CMV is common virus that infects over half of all adults, if it's passed to an unborn baby it can cause birth defects like hearing loss, vision impairment and mental disabilities. A new study in the New England Journal of Medicine found only 3% of infected women who were given a new therapy called delivered a baby with CMV compared to half of the infected women who did not receive the therapy. Researchers say this is the first therapy that appears to reduce injuries to high risk babies, however it is still in clinical trials right now. "CMV-Specifc Hyperimmune Globulin" and is still in clinical trials.
Parents of teens already worry when kids drive off. Now some new research by the National Institute of Child Heath and Human Development identifies when risky driving behavior really produces the most mishaps. The NIH accident analysis shows that teen drivers, both the guys and the girls, are more likely to speed and follow another car too closely when they have another person in the front seat. Boys, in particular, take the most risks, when they have another boy riding in the front. The researchers say they hope parents will keep this in mind when they set rules for new teen drivers.
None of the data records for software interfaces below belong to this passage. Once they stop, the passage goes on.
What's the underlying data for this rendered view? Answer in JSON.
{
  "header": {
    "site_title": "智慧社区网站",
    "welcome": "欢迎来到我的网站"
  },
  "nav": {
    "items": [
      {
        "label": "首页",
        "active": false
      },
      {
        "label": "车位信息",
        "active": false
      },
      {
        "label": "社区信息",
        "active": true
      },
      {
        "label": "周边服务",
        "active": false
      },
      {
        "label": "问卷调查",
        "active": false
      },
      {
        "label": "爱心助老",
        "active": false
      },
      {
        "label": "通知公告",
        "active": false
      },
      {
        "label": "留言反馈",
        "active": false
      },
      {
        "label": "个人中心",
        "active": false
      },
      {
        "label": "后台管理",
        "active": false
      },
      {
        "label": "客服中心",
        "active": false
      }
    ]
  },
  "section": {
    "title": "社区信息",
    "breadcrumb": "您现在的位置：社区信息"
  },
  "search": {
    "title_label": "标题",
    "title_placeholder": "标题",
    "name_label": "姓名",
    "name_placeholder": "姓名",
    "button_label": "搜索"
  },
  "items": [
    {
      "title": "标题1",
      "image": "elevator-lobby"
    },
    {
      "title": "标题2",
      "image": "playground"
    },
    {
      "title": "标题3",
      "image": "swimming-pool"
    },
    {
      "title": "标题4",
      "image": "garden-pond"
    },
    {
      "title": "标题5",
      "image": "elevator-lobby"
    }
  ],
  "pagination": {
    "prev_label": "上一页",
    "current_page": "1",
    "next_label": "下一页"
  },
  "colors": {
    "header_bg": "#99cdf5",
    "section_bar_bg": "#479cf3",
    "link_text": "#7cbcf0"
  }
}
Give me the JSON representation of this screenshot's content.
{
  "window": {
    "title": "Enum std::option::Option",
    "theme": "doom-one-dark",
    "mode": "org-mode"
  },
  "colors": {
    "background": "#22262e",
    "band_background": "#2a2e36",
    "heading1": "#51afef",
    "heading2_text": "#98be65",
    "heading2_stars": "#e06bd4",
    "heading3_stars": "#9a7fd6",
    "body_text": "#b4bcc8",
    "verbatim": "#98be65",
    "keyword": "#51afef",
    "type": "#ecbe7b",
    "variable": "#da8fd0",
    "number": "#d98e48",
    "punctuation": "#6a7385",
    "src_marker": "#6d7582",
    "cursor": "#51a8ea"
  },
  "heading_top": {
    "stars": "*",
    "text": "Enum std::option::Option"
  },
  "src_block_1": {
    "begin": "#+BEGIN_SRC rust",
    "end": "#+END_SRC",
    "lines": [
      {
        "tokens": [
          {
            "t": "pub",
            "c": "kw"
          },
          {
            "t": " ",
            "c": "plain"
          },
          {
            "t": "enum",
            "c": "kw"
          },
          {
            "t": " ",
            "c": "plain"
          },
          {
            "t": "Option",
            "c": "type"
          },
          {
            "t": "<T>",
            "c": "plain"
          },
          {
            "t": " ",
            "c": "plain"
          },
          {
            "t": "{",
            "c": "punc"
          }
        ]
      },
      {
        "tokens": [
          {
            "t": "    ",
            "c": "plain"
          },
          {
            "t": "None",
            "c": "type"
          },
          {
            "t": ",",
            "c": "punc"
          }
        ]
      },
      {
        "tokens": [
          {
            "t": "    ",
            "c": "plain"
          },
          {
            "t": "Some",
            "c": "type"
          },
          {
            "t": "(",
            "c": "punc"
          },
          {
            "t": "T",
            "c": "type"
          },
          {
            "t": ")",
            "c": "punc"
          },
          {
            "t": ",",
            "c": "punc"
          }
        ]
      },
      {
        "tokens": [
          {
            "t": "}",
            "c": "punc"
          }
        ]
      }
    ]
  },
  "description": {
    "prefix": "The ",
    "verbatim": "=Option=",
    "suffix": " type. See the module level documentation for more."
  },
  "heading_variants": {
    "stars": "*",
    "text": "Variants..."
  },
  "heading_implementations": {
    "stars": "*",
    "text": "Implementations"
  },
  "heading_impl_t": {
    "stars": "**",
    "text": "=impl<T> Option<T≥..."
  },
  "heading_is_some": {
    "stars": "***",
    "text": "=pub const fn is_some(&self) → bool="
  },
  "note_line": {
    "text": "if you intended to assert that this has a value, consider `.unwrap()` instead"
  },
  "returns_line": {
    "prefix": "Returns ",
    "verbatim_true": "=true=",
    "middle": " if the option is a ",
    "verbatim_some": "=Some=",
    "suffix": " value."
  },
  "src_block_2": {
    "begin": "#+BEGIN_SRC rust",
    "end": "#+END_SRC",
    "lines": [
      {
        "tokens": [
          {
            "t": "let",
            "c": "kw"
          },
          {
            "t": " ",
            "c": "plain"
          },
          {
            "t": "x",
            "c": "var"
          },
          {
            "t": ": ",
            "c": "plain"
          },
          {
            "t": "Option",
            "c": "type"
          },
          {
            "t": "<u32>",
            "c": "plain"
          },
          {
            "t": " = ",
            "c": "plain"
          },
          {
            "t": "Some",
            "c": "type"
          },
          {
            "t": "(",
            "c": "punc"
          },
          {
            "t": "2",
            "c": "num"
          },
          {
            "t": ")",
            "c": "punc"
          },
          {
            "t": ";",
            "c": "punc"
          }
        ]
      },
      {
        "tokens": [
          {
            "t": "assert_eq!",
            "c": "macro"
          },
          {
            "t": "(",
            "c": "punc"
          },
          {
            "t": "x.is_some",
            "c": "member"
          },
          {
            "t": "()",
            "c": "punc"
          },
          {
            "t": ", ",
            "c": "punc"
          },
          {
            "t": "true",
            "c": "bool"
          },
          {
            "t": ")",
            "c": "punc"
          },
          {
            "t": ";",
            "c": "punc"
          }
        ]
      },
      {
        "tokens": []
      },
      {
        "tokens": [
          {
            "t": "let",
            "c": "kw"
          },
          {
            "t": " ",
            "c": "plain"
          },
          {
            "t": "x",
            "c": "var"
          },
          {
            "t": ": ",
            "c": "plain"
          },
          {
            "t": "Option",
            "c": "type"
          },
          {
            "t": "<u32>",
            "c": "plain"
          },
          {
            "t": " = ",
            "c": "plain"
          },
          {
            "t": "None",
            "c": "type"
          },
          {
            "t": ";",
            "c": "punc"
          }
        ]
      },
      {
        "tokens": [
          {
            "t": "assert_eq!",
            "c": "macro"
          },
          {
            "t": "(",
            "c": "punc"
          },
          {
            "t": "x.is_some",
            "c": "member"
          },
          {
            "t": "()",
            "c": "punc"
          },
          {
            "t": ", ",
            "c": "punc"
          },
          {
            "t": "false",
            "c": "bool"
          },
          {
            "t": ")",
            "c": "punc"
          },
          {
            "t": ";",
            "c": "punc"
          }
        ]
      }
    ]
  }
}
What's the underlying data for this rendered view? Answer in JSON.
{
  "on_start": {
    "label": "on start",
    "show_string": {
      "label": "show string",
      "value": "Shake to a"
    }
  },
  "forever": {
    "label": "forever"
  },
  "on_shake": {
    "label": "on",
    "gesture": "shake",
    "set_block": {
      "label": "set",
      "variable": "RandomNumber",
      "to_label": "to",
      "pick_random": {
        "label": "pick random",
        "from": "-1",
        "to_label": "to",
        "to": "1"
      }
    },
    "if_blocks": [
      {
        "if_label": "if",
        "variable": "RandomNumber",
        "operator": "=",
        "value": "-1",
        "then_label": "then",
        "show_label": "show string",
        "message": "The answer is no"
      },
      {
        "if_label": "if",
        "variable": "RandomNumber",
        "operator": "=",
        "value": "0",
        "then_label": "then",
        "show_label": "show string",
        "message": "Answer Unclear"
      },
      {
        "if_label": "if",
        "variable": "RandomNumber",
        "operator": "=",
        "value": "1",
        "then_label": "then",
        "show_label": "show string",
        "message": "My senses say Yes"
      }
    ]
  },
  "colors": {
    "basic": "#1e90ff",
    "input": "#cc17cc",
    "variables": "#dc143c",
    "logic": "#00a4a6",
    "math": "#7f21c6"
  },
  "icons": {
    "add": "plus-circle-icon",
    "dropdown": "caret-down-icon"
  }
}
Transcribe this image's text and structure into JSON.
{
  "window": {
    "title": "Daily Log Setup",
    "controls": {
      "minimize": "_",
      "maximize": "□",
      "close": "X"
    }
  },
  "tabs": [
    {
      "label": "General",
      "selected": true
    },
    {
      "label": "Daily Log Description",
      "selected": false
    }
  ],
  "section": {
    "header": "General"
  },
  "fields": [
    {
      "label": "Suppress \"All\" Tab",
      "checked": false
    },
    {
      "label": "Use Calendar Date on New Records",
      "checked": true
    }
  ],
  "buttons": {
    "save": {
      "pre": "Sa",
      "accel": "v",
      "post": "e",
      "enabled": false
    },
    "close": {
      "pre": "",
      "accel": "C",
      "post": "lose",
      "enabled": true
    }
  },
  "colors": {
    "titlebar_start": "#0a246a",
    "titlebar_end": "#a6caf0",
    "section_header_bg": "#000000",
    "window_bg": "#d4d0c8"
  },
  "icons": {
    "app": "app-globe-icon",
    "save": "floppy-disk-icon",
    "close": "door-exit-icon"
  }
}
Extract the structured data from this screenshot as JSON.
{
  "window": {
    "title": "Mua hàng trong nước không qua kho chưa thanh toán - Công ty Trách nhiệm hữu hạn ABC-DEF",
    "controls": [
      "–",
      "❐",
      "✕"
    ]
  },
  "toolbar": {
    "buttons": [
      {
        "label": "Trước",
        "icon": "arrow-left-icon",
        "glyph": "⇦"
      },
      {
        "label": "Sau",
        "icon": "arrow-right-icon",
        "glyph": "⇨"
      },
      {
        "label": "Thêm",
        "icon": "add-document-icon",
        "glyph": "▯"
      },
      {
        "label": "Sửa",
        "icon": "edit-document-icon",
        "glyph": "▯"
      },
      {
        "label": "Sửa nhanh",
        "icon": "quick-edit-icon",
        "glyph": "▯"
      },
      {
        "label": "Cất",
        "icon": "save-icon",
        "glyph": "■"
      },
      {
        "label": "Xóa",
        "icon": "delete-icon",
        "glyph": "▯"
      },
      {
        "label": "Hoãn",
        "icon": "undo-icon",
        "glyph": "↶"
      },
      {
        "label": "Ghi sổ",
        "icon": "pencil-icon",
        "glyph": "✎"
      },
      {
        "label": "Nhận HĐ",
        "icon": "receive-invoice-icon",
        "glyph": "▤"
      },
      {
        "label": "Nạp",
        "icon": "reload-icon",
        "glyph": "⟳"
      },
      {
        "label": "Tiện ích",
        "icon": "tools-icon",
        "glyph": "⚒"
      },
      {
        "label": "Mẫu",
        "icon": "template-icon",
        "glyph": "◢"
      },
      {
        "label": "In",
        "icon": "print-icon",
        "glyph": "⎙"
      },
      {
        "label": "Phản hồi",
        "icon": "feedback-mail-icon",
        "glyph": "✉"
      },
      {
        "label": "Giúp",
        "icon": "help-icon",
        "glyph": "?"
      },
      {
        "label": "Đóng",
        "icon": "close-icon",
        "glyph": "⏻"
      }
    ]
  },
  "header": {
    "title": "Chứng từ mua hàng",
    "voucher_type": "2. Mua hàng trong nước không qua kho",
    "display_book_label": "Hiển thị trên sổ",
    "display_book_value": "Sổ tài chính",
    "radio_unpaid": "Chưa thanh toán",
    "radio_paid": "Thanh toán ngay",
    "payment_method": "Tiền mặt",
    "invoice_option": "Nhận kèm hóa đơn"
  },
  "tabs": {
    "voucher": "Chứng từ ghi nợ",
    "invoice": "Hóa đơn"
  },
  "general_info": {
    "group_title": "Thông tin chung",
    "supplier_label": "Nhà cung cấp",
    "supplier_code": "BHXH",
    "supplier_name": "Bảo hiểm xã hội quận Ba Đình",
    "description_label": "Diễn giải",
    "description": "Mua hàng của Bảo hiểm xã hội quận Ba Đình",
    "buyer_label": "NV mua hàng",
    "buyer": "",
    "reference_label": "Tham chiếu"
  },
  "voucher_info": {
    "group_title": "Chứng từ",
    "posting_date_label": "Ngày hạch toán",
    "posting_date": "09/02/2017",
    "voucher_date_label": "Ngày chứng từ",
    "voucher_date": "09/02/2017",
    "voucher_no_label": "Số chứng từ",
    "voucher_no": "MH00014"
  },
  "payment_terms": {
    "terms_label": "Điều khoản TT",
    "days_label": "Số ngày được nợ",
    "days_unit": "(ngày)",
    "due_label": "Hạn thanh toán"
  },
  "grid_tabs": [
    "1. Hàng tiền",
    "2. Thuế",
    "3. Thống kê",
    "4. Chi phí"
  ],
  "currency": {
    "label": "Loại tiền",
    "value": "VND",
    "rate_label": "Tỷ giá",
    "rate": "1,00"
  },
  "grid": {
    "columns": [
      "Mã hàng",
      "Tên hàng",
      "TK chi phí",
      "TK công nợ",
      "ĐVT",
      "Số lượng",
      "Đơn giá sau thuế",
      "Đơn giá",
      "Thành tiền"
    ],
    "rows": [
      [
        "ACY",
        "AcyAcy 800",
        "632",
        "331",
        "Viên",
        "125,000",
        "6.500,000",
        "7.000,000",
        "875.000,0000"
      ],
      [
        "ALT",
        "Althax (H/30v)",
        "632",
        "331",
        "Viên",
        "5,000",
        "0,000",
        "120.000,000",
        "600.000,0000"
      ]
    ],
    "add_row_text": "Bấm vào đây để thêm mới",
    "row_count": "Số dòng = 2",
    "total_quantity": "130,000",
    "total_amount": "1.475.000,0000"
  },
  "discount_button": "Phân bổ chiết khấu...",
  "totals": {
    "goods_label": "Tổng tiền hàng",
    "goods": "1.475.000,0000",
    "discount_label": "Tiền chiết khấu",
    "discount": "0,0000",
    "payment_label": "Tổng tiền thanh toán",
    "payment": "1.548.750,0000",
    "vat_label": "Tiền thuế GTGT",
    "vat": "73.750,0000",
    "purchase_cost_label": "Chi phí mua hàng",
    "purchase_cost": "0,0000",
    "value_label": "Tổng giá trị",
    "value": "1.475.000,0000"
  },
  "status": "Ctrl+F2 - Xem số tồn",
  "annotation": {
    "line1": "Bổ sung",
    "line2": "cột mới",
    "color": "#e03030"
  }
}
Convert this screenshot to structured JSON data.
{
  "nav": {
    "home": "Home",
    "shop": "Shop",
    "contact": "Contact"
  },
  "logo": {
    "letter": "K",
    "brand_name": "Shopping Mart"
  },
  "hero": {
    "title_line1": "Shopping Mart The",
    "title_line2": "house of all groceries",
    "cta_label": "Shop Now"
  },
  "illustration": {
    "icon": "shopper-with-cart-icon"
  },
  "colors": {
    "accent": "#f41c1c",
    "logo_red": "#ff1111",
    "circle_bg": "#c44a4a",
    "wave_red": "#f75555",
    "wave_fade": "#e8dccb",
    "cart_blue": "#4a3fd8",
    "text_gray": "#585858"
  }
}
When your spouse comes home from the office after a stressful day, doctors now say showing support will actually improve his or her health! Researchers followed 250 people, after dividing them according to either high stress and low stress jobs. They found the people who had stressful jobs, but supportive spouses saw their blood pressure drop. While those with a stressful job, and trouble at home watched their blood pressure go up at least two points a year. Researchers say the message here is people should be more aware that what we do and experience during the day really can affect us physically by raising or lowering our blood pressure.